A lot has happened in the last two and a half years, both positive and negative, inspiring and jarring.
For example, I went from being unemployed to having a full- time job in a field that I am extremely passionate about. I'm no longer single after getting married last August. My sister also got married the same month, an apology we still owe to our father whose wallet I assume is still recovering. In 2011 I suffered health issues and ended up having surgery. Several members of my family passed away, both close and distant, including my mother.
It has been a rollercoaster of a journey from then to today, which is precisely what I wanted to tell you about. Are you ready? OK, here we go.
It was June 25, 2010, when I applied for the general assignment reporter position for The Star-News. At that time I was in a cynical place. I had been unemployed for just over a year, lived in a house with four roommates, none of whom had full-time or serious jobs and was struggling with insecurity and depression. It was unmotivating, unnerving and unsatisfying.

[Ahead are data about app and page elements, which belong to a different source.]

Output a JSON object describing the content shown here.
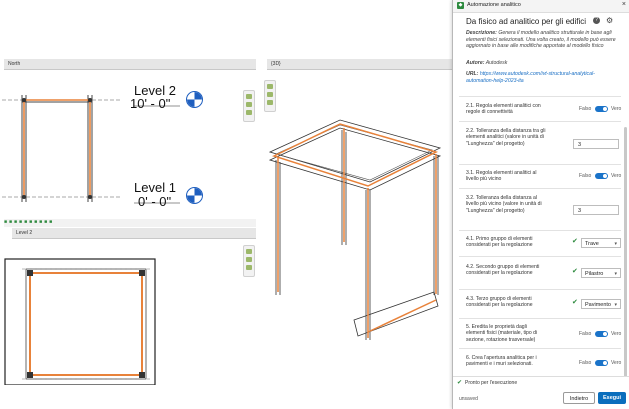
{
  "views": {
    "north": {
      "tab_label": "North",
      "close": "x"
    },
    "view3d": {
      "tab_label": "{3D}",
      "close": "x"
    },
    "level2": {
      "tab_label": "Level 2",
      "close": "x"
    }
  },
  "levels": [
    {
      "name": "Level 2",
      "elevation": "10' - 0\""
    },
    {
      "name": "Level 1",
      "elevation": "0' - 0\""
    }
  ],
  "panel": {
    "window_title": "Automazione analitico",
    "close": "×",
    "heading": "Da fisico ad analitico per gli edifici",
    "help": "?",
    "gear": "⚙",
    "description_label": "Descrizione:",
    "description": "Genera il modello analitico strutturale in base agli elementi fisici selezionati. Una volta creato, il modello può essere aggiornato in base alle modifiche apportate al modello fisico",
    "author_label": "Autore:",
    "author": "Autodesk",
    "url_label": "URL:",
    "url": "https://www.autodesk.com/ivt-structural-analytical-automation-help-2023-ita",
    "params": [
      {
        "label": "2.1. Regola elementi analitici con regole di connettività",
        "false_label": "Falso",
        "true_label": "Vero"
      },
      {
        "label": "2.2. Tolleranza della distanza tra gli elementi analitici (valore in unità di \"Lunghezza\" del progetto)",
        "value": "3"
      },
      {
        "label": "3.1. Regola elementi analitici al livello più vicino",
        "false_label": "Falso",
        "true_label": "Vero"
      },
      {
        "label": "3.2. Tolleranza della distanza al livello più vicino (valore in unità di \"Lunghezza\" del progetto)",
        "value": "3"
      },
      {
        "label": "4.1. Primo gruppo di elementi considerati per la regolazione",
        "selected": "Trave"
      },
      {
        "label": "4.2. Secondo gruppo di elementi considerati per la regolazione",
        "selected": "Pilastro"
      },
      {
        "label": "4.3. Terzo gruppo di elementi considerati per la regolazione",
        "selected": "Pavimento"
      },
      {
        "label": "5. Eredita le proprietà dagli elementi fisici (materiale, tipo di sezione, rotazione trasversale)",
        "false_label": "Falso",
        "true_label": "Vero"
      },
      {
        "label": "6. Crea l'apertura analitica per i pavimenti e i muri selezionati.",
        "false_label": "Falso",
        "true_label": "Vero"
      }
    ],
    "status": "Pronto per l'esecuzione",
    "unsaved": "unsaved",
    "back_button": "Indietro",
    "run_button": "Esegui"
  },
  "colors": {
    "analytical": "#e8823a",
    "accent": "#0a6ebd",
    "level_marker": "#1f5fbf"
  }
}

Then my sweet grandmother called me up on the phone one day and said, “Aly, I just saw a notice for a position in the local newspaper. You should apply.”

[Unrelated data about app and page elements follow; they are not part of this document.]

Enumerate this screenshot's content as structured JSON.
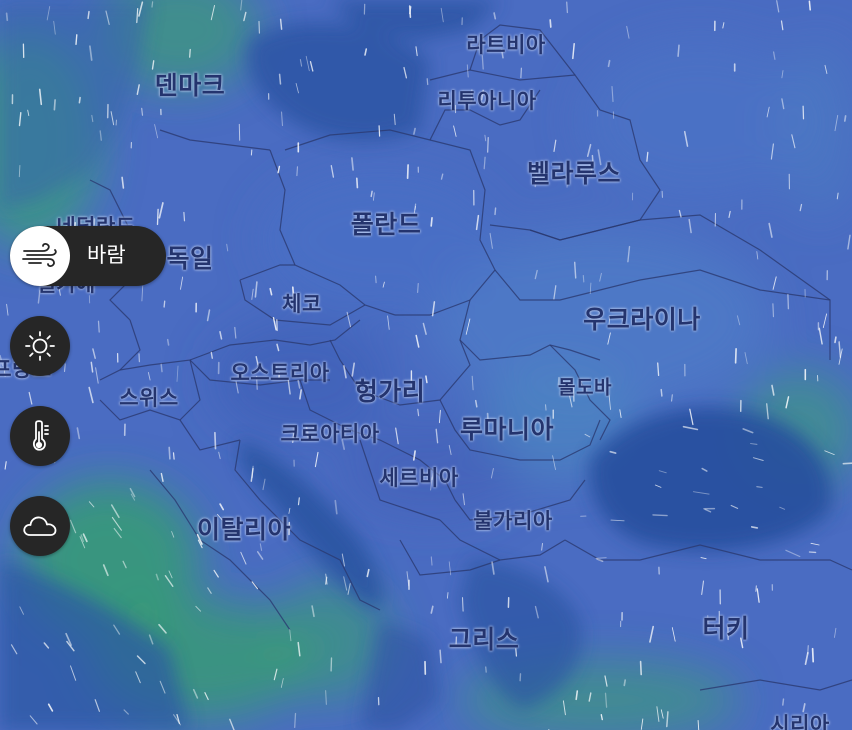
{
  "countries": [
    {
      "id": "denmark",
      "label": "덴마크"
    },
    {
      "id": "latvia",
      "label": "라트비아"
    },
    {
      "id": "lithuania",
      "label": "리투아니아"
    },
    {
      "id": "belarus",
      "label": "벨라루스"
    },
    {
      "id": "netherlands",
      "label": "네덜란드"
    },
    {
      "id": "germany",
      "label": "독일"
    },
    {
      "id": "poland",
      "label": "폴란드"
    },
    {
      "id": "belgium",
      "label": "벨기에"
    },
    {
      "id": "czechia",
      "label": "체코"
    },
    {
      "id": "ukraine",
      "label": "우크라이나"
    },
    {
      "id": "france",
      "label": "프랑스"
    },
    {
      "id": "austria",
      "label": "오스트리아"
    },
    {
      "id": "hungary",
      "label": "헝가리"
    },
    {
      "id": "moldova",
      "label": "몰도바"
    },
    {
      "id": "switzerland",
      "label": "스위스"
    },
    {
      "id": "croatia",
      "label": "크로아티아"
    },
    {
      "id": "romania",
      "label": "루마니아"
    },
    {
      "id": "serbia",
      "label": "세르비아"
    },
    {
      "id": "italy",
      "label": "이탈리아"
    },
    {
      "id": "bulgaria",
      "label": "불가리아"
    },
    {
      "id": "greece",
      "label": "그리스"
    },
    {
      "id": "turkey",
      "label": "터키"
    },
    {
      "id": "syria",
      "label": "시리아"
    }
  ],
  "layers": [
    {
      "id": "wind",
      "label": "바람",
      "icon": "wind-icon",
      "active": true
    },
    {
      "id": "sun",
      "icon": "sun-icon",
      "active": false
    },
    {
      "id": "temperature",
      "icon": "thermometer-icon",
      "active": false
    },
    {
      "id": "cloud",
      "icon": "cloud-icon",
      "active": false
    }
  ],
  "colors": {
    "base": "#4466bb",
    "wind_strong": "#2e9e6e",
    "sea_dark": "#244a96",
    "border": "#2a3a70",
    "label": "#24346e"
  }
}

She had been looking for opportunities ever since I was laid off in May 2009. She always looks out for me.
So I applied. I had my interview with Carlos Davalos, the man many of you either love or hate. Let’s be honest. There is no in between.
He advised me that I would be getting paid a pittance of a wage and asked more than once if I would be OK with that.

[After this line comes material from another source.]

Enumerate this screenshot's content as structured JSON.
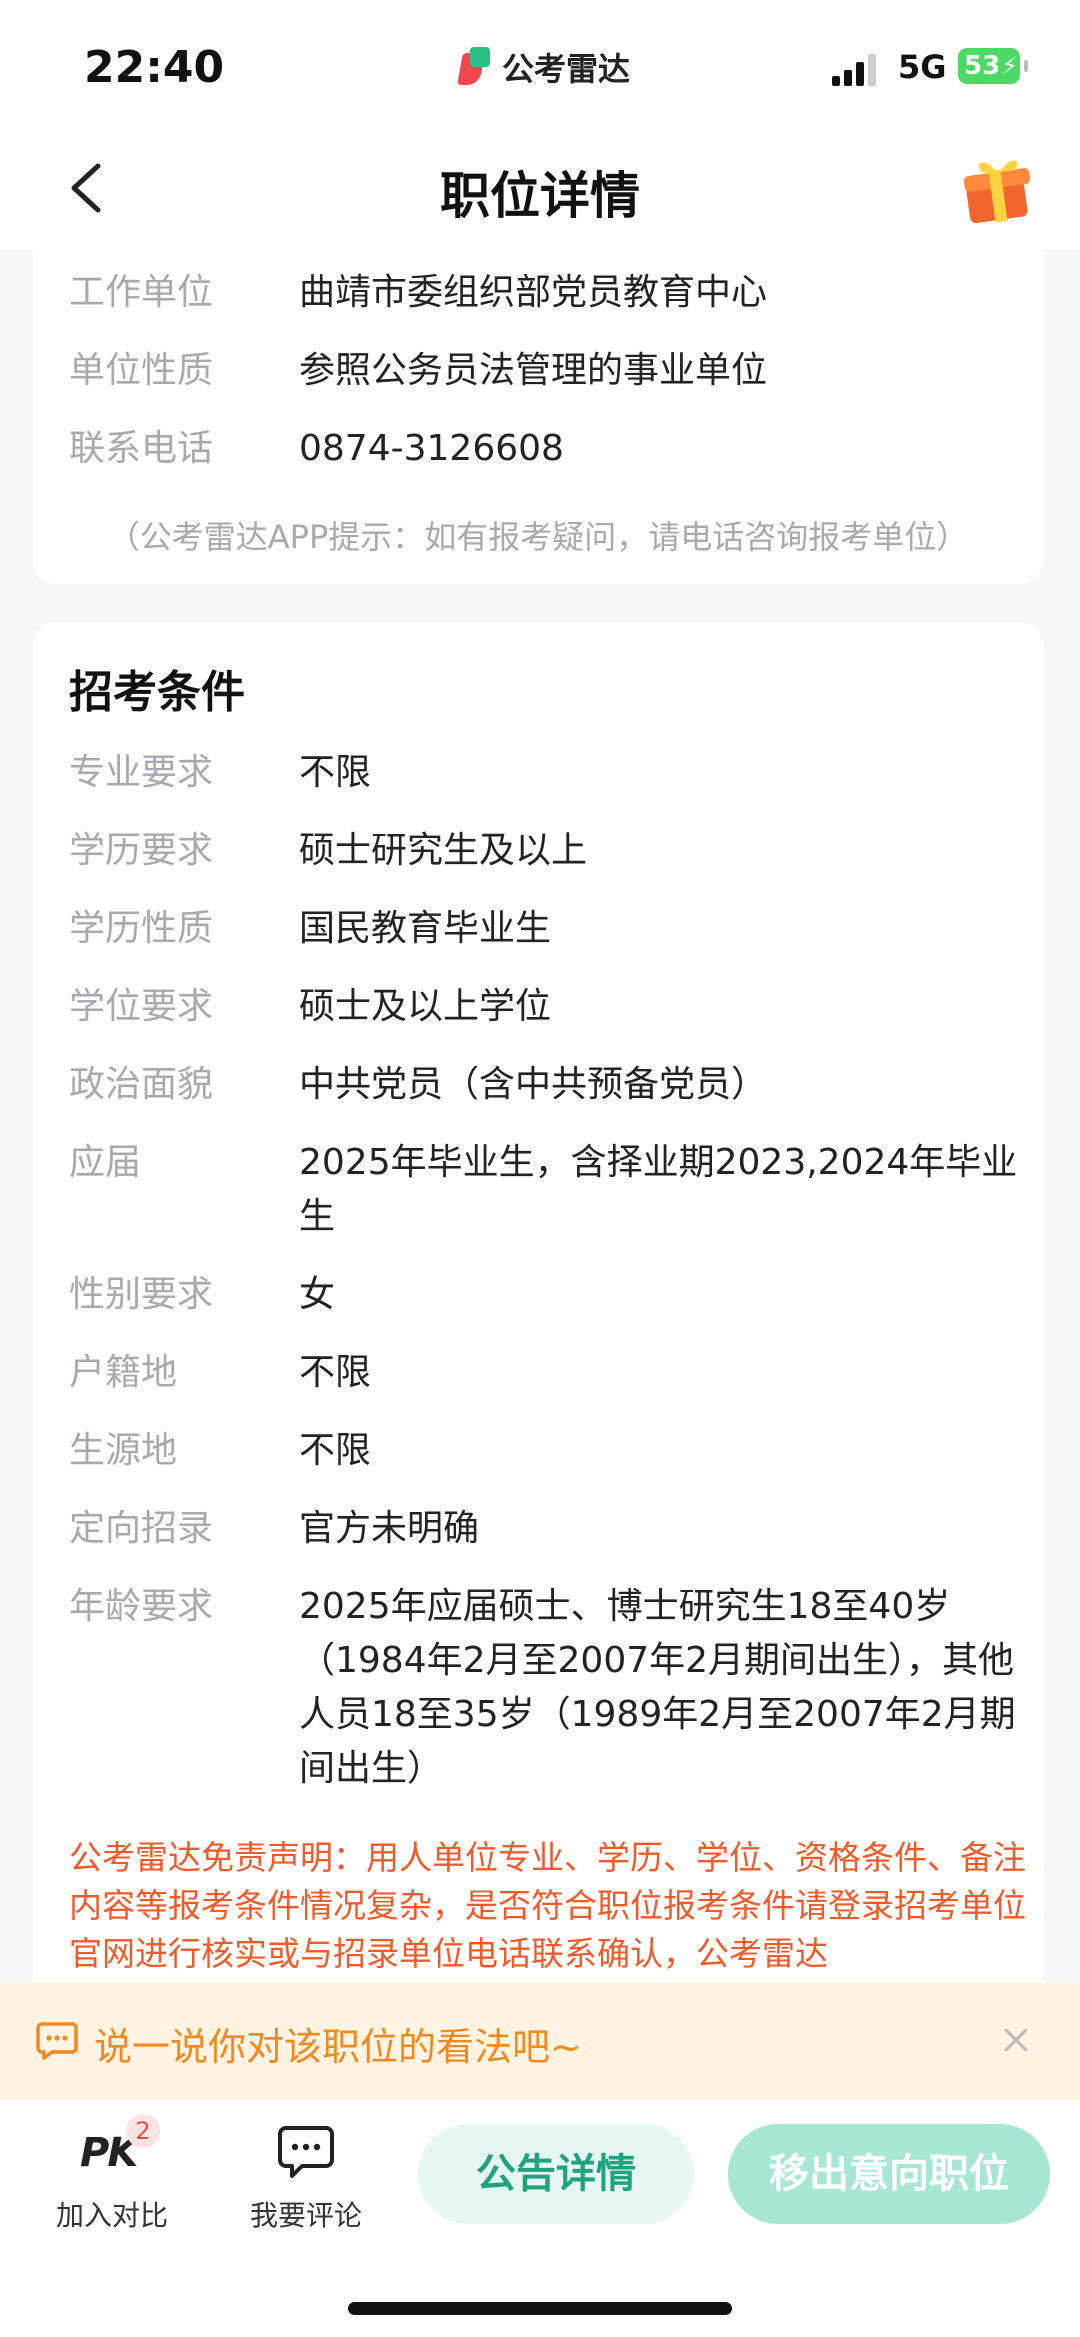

I agreed. After all, it was a chance to write and serve the community I grew up in.
I remember leaving the interview thinking it went well, but I didn’t get my hopes up.
The following day I got an email from Carlos offering me the job. I was super excited and grateful to have the opportunity.
From the first day, although I was excited to be a full-time journalist, I also saw this job as a stepping-stone to something else. I didn’t know what that “something else” would be or when it would come along, but I knew I couldn’t stay here forever. After all, a girl needs to eat!
That being said, the months and years have come and gone and I find myself trying to freeze frame moments of time and memories.
Because here’s the thing. I have met some of the nicest, most intelligent, inspiring, enjoyable, unique and talented people while I’ve been at The Star-News covering Chula Vista and National City, experiences that have proved to be incredibly humbling. I feel that I’ve become not only a more well-rounded journalist, but person as well.
I’ve laughed, cried, (oh yes), and fumed while working for this paper. At times I have struggled in my innate desire to try and please everyone while never being able to do so. It’s been a challenge as a reporter to cover both cities fairly while juggling every other beat as well. But I did the best I could with the resources we have.
And so my journey continues. I hope that this community has enjoyed our time together as much as I have and that you’ve been able to see me as more than just a reporter asking tough questions, but my humanistic side as well.
I’ve tried my best to represent the paper in the highest standard of journalistic integrity, adhering to our code of ethics, professionalism and accuracy. I can honestly say it’s been an absolute honor to work for a paper that expanded my knowledge, resources and ability.
However, now it’s time for me to say goodbye. But don’t worry, I’ll see you around.